_TASK PROMPT_
The word "data": in how many lines of the records does it appear? Reply with the number alone.

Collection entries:
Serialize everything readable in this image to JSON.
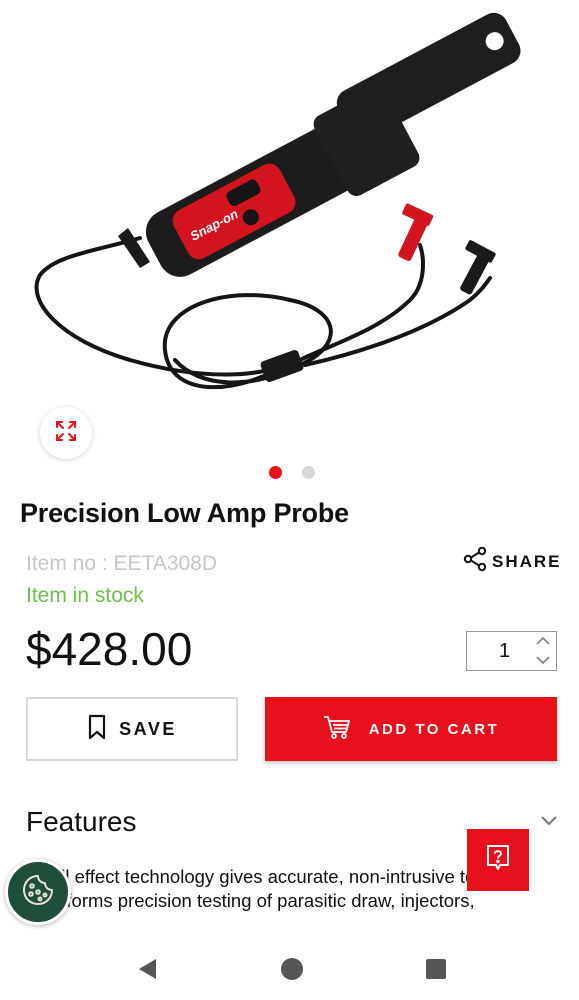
{
  "product": {
    "title": "Precision Low Amp Probe",
    "item_no": "Item no : EETA308D",
    "stock_status": "Item in stock",
    "price": "$428.00",
    "quantity": "1",
    "image_brand": "Snap-on",
    "image_index": 1,
    "image_count": 2
  },
  "actions": {
    "share_label": "SHARE",
    "save_label": "SAVE",
    "add_to_cart_label": "ADD TO CART"
  },
  "features": {
    "title": "Features",
    "items": [
      "• Hall effect technology gives accurate, non-intrusive testing",
      "• Performs precision testing of parasitic draw, injectors,"
    ]
  },
  "icons": {
    "zoom": "expand-icon",
    "share": "share-icon",
    "save": "bookmark-icon",
    "cart": "cart-icon",
    "help": "help-icon",
    "cookie": "cookie-icon",
    "chevron": "chevron-down-icon"
  },
  "colors": {
    "brand_red": "#e8101a",
    "stock_green": "#6cc04a",
    "muted_gray": "#c6c6c6",
    "cookie_green": "#1f4e3a"
  }
}
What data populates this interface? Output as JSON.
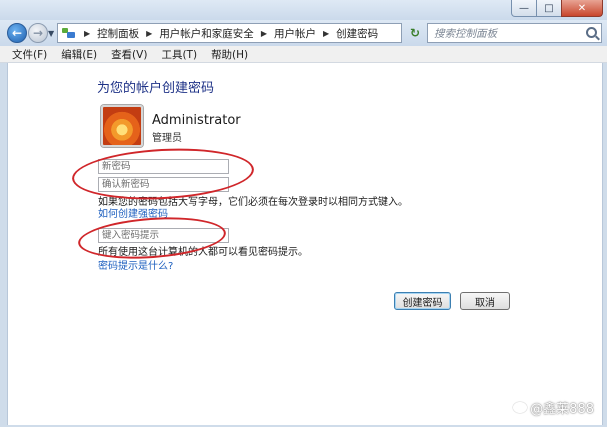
{
  "window": {
    "minimize_symbol": "—",
    "maximize_symbol": "□",
    "close_symbol": "✕"
  },
  "nav": {
    "back_symbol": "←",
    "forward_symbol": "→",
    "breadcrumbs": [
      "控制面板",
      "用户帐户和家庭安全",
      "用户帐户",
      "创建密码"
    ],
    "refresh_symbol": "↻",
    "search_placeholder": "搜索控制面板"
  },
  "menu": {
    "items": [
      "文件(F)",
      "编辑(E)",
      "查看(V)",
      "工具(T)",
      "帮助(H)"
    ]
  },
  "page": {
    "heading": "为您的帐户创建密码",
    "username": "Administrator",
    "user_type": "管理员",
    "new_password_placeholder": "新密码",
    "confirm_password_placeholder": "确认新密码",
    "case_note": "如果您的密码包括大写字母，它们必须在每次登录时以相同方式键入。",
    "strong_password_link": "如何创建强密码",
    "hint_placeholder": "键入密码提示",
    "hint_note": "所有使用这台计算机的人都可以看见密码提示。",
    "hint_link": "密码提示是什么?",
    "create_button": "创建密码",
    "cancel_button": "取消"
  },
  "watermark": {
    "text": "@鑫莱888"
  },
  "colors": {
    "heading": "#1e3287",
    "link": "#1d5fbf",
    "annotation_circle": "#d0262a"
  }
}
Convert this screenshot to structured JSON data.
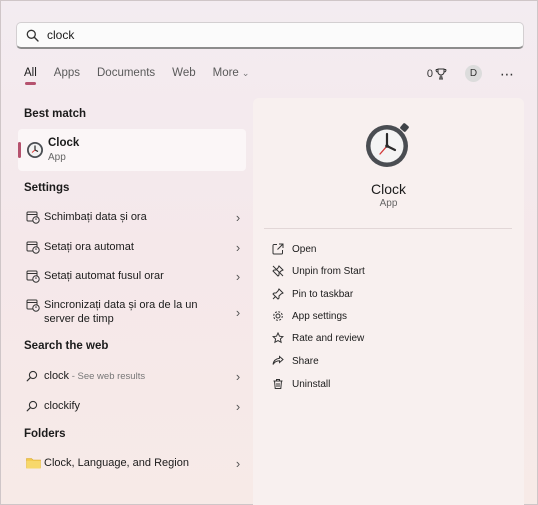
{
  "search": {
    "value": "clock"
  },
  "tabs": [
    {
      "label": "All",
      "active": true
    },
    {
      "label": "Apps"
    },
    {
      "label": "Documents"
    },
    {
      "label": "Web"
    },
    {
      "label": "More"
    }
  ],
  "header_right": {
    "points": "0",
    "avatar_letter": "D"
  },
  "sections": {
    "best_match": "Best match",
    "settings": "Settings",
    "search_web": "Search the web",
    "folders": "Folders"
  },
  "best_match": {
    "name": "Clock",
    "type": "App",
    "icon": "clock-icon"
  },
  "settings_items": [
    {
      "label": "Schimbați data și ora",
      "icon": "calendar-clock-icon"
    },
    {
      "label": "Setați ora automat",
      "icon": "calendar-clock-icon"
    },
    {
      "label": "Setați automat fusul orar",
      "icon": "calendar-clock-icon"
    },
    {
      "label": "Sincronizați data și ora de la un server de timp",
      "icon": "calendar-clock-icon"
    }
  ],
  "web_items": [
    {
      "label": "clock",
      "hint": " - See web results",
      "icon": "search-icon"
    },
    {
      "label": "clockify",
      "hint": "",
      "icon": "search-icon"
    }
  ],
  "folder_items": [
    {
      "label": "Clock, Language, and Region",
      "icon": "folder-icon"
    }
  ],
  "preview": {
    "name": "Clock",
    "type": "App"
  },
  "actions": [
    {
      "label": "Open",
      "icon": "open-icon"
    },
    {
      "label": "Unpin from Start",
      "icon": "unpin-icon"
    },
    {
      "label": "Pin to taskbar",
      "icon": "pin-icon"
    },
    {
      "label": "App settings",
      "icon": "gear-icon"
    },
    {
      "label": "Rate and review",
      "icon": "star-icon"
    },
    {
      "label": "Share",
      "icon": "share-icon"
    },
    {
      "label": "Uninstall",
      "icon": "trash-icon"
    }
  ],
  "colors": {
    "accent": "#b5526e",
    "clock_face": "#4a4d52"
  }
}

_RESULT_
4